▶ **Exercise goal**
Below are some records; return all of them exactly as they are.

____ Study material

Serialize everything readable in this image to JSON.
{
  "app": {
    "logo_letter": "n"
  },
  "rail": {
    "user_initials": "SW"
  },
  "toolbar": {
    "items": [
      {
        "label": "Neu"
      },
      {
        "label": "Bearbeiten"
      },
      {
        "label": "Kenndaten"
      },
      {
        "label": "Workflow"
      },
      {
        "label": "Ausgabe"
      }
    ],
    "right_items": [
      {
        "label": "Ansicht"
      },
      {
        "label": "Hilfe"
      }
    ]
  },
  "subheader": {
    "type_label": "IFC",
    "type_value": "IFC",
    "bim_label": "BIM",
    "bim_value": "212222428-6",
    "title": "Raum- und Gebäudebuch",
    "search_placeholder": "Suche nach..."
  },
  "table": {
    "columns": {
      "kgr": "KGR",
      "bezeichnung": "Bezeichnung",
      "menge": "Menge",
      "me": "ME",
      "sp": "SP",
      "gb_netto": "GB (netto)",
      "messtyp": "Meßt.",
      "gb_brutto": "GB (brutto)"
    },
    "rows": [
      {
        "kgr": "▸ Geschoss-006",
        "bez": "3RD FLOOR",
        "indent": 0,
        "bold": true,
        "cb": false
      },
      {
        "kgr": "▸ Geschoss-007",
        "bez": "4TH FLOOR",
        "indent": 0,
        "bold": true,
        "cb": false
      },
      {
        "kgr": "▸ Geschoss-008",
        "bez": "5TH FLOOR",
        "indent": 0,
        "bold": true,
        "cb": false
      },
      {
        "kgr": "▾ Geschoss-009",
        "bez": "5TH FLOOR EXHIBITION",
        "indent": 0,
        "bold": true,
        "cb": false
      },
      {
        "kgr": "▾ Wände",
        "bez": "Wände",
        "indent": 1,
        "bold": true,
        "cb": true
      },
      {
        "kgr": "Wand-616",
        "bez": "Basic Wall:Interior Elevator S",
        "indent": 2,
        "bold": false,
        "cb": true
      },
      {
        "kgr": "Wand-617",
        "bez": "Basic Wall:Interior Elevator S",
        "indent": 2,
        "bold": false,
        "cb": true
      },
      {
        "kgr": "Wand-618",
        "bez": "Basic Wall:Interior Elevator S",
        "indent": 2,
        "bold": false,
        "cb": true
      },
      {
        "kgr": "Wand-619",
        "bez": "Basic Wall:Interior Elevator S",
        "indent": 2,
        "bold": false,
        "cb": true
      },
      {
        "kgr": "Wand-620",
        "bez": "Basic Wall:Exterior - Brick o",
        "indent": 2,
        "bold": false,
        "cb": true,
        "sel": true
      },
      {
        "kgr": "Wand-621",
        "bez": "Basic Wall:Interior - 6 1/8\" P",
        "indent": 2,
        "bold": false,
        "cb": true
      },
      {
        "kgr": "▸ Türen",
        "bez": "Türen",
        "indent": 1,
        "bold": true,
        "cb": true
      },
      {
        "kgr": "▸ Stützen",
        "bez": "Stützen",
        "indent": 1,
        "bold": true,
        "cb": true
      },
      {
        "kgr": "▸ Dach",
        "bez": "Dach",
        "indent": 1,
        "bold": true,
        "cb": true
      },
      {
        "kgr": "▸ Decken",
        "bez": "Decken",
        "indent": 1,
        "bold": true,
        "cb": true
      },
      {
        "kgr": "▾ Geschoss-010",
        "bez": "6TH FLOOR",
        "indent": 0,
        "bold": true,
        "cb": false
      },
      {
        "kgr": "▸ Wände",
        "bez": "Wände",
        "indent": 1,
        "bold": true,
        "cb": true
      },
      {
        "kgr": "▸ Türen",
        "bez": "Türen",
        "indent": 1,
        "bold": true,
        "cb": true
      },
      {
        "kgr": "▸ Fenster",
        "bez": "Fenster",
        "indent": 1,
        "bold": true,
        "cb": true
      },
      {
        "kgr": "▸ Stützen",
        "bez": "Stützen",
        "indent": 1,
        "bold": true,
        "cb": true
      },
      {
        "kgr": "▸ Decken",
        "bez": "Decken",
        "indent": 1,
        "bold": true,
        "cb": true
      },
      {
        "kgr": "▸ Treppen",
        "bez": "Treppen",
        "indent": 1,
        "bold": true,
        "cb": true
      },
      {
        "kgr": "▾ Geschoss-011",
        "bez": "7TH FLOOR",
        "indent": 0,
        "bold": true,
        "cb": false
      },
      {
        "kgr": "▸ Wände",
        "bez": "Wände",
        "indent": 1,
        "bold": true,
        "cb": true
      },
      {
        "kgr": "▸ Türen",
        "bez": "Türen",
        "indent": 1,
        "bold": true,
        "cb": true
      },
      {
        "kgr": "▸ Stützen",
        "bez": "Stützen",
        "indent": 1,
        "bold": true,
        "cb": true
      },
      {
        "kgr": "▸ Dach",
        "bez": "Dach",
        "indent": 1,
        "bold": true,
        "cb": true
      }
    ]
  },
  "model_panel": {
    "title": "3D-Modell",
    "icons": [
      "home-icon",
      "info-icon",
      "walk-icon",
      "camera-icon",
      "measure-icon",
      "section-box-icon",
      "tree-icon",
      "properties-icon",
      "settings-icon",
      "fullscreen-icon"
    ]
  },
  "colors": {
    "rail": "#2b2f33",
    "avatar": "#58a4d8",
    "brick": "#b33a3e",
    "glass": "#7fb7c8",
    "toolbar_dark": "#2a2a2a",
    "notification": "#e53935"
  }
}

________

▶ **Expected answer**
Serialize everything readable in this image to JSON.
{
  "app": {
    "logo_letter": "n"
  },
  "rail": {
    "user_initials": "SW"
  },
  "toolbar": {
    "items": [
      {
        "label": "Neu"
      },
      {
        "label": "Bearbeiten"
      },
      {
        "label": "Kenndaten"
      },
      {
        "label": "Workflow"
      },
      {
        "label": "Ausgabe"
      }
    ],
    "right_items": [
      {
        "label": "Ansicht"
      },
      {
        "label": "Hilfe"
      }
    ]
  },
  "subheader": {
    "type_label": "IFC",
    "type_value": "IFC",
    "bim_label": "BIM",
    "bim_value": "212222428-6",
    "title": "Raum- und Gebäudebuch",
    "search_placeholder": "Suche nach..."
  },
  "table": {
    "columns": {
      "kgr": "KGR",
      "bezeichnung": "Bezeichnung",
      "menge": "Menge",
      "me": "ME",
      "sp": "SP",
      "gb_netto": "GB (netto)",
      "messtyp": "Meßt.",
      "gb_brutto": "GB (brutto)"
    },
    "rows": [
      {
        "kgr": "▸ Geschoss-006",
        "bez": "3RD FLOOR",
        "indent": 0,
        "bold": true,
        "cb": false
      },
      {
        "kgr": "▸ Geschoss-007",
        "bez": "4TH FLOOR",
        "indent": 0,
        "bold": true,
        "cb": false
      },
      {
        "kgr": "▸ Geschoss-008",
        "bez": "5TH FLOOR",
        "indent": 0,
        "bold": true,
        "cb": false
      },
      {
        "kgr": "▾ Geschoss-009",
        "bez": "5TH FLOOR EXHIBITION",
        "indent": 0,
        "bold": true,
        "cb": false
      },
      {
        "kgr": "▾ Wände",
        "bez": "Wände",
        "indent": 1,
        "bold": true,
        "cb": true
      },
      {
        "kgr": "Wand-616",
        "bez": "Basic Wall:Interior Elevator S",
        "indent": 2,
        "bold": false,
        "cb": true
      },
      {
        "kgr": "Wand-617",
        "bez": "Basic Wall:Interior Elevator S",
        "indent": 2,
        "bold": false,
        "cb": true
      },
      {
        "kgr": "Wand-618",
        "bez": "Basic Wall:Interior Elevator S",
        "indent": 2,
        "bold": false,
        "cb": true
      },
      {
        "kgr": "Wand-619",
        "bez": "Basic Wall:Interior Elevator S",
        "indent": 2,
        "bold": false,
        "cb": true
      },
      {
        "kgr": "Wand-620",
        "bez": "Basic Wall:Exterior - Brick o",
        "indent": 2,
        "bold": false,
        "cb": true,
        "sel": true
      },
      {
        "kgr": "Wand-621",
        "bez": "Basic Wall:Interior - 6 1/8\" P",
        "indent": 2,
        "bold": false,
        "cb": true
      },
      {
        "kgr": "▸ Türen",
        "bez": "Türen",
        "indent": 1,
        "bold": true,
        "cb": true
      },
      {
        "kgr": "▸ Stützen",
        "bez": "Stützen",
        "indent": 1,
        "bold": true,
        "cb": true
      },
      {
        "kgr": "▸ Dach",
        "bez": "Dach",
        "indent": 1,
        "bold": true,
        "cb": true
      },
      {
        "kgr": "▸ Decken",
        "bez": "Decken",
        "indent": 1,
        "bold": true,
        "cb": true
      },
      {
        "kgr": "▾ Geschoss-010",
        "bez": "6TH FLOOR",
        "indent": 0,
        "bold": true,
        "cb": false
      },
      {
        "kgr": "▸ Wände",
        "bez": "Wände",
        "indent": 1,
        "bold": true,
        "cb": true
      },
      {
        "kgr": "▸ Türen",
        "bez": "Türen",
        "indent": 1,
        "bold": true,
        "cb": true
      },
      {
        "kgr": "▸ Fenster",
        "bez": "Fenster",
        "indent": 1,
        "bold": true,
        "cb": true
      },
      {
        "kgr": "▸ Stützen",
        "bez": "Stützen",
        "indent": 1,
        "bold": true,
        "cb": true
      },
      {
        "kgr": "▸ Decken",
        "bez": "Decken",
        "indent": 1,
        "bold": true,
        "cb": true
      },
      {
        "kgr": "▸ Treppen",
        "bez": "Treppen",
        "indent": 1,
        "bold": true,
        "cb": true
      },
      {
        "kgr": "▾ Geschoss-011",
        "bez": "7TH FLOOR",
        "indent": 0,
        "bold": true,
        "cb": false
      },
      {
        "kgr": "▸ Wände",
        "bez": "Wände",
        "indent": 1,
        "bold": true,
        "cb": true
      },
      {
        "kgr": "▸ Türen",
        "bez": "Türen",
        "indent": 1,
        "bold": true,
        "cb": true
      },
      {
        "kgr": "▸ Stützen",
        "bez": "Stützen",
        "indent": 1,
        "bold": true,
        "cb": true
      },
      {
        "kgr": "▸ Dach",
        "bez": "Dach",
        "indent": 1,
        "bold": true,
        "cb": true
      }
    ]
  },
  "model_panel": {
    "title": "3D-Modell",
    "icons": [
      "home-icon",
      "info-icon",
      "walk-icon",
      "camera-icon",
      "measure-icon",
      "section-box-icon",
      "tree-icon",
      "properties-icon",
      "settings-icon",
      "fullscreen-icon"
    ]
  },
  "colors": {
    "rail": "#2b2f33",
    "avatar": "#58a4d8",
    "brick": "#b33a3e",
    "glass": "#7fb7c8",
    "toolbar_dark": "#2a2a2a",
    "notification": "#e53935"
  }
}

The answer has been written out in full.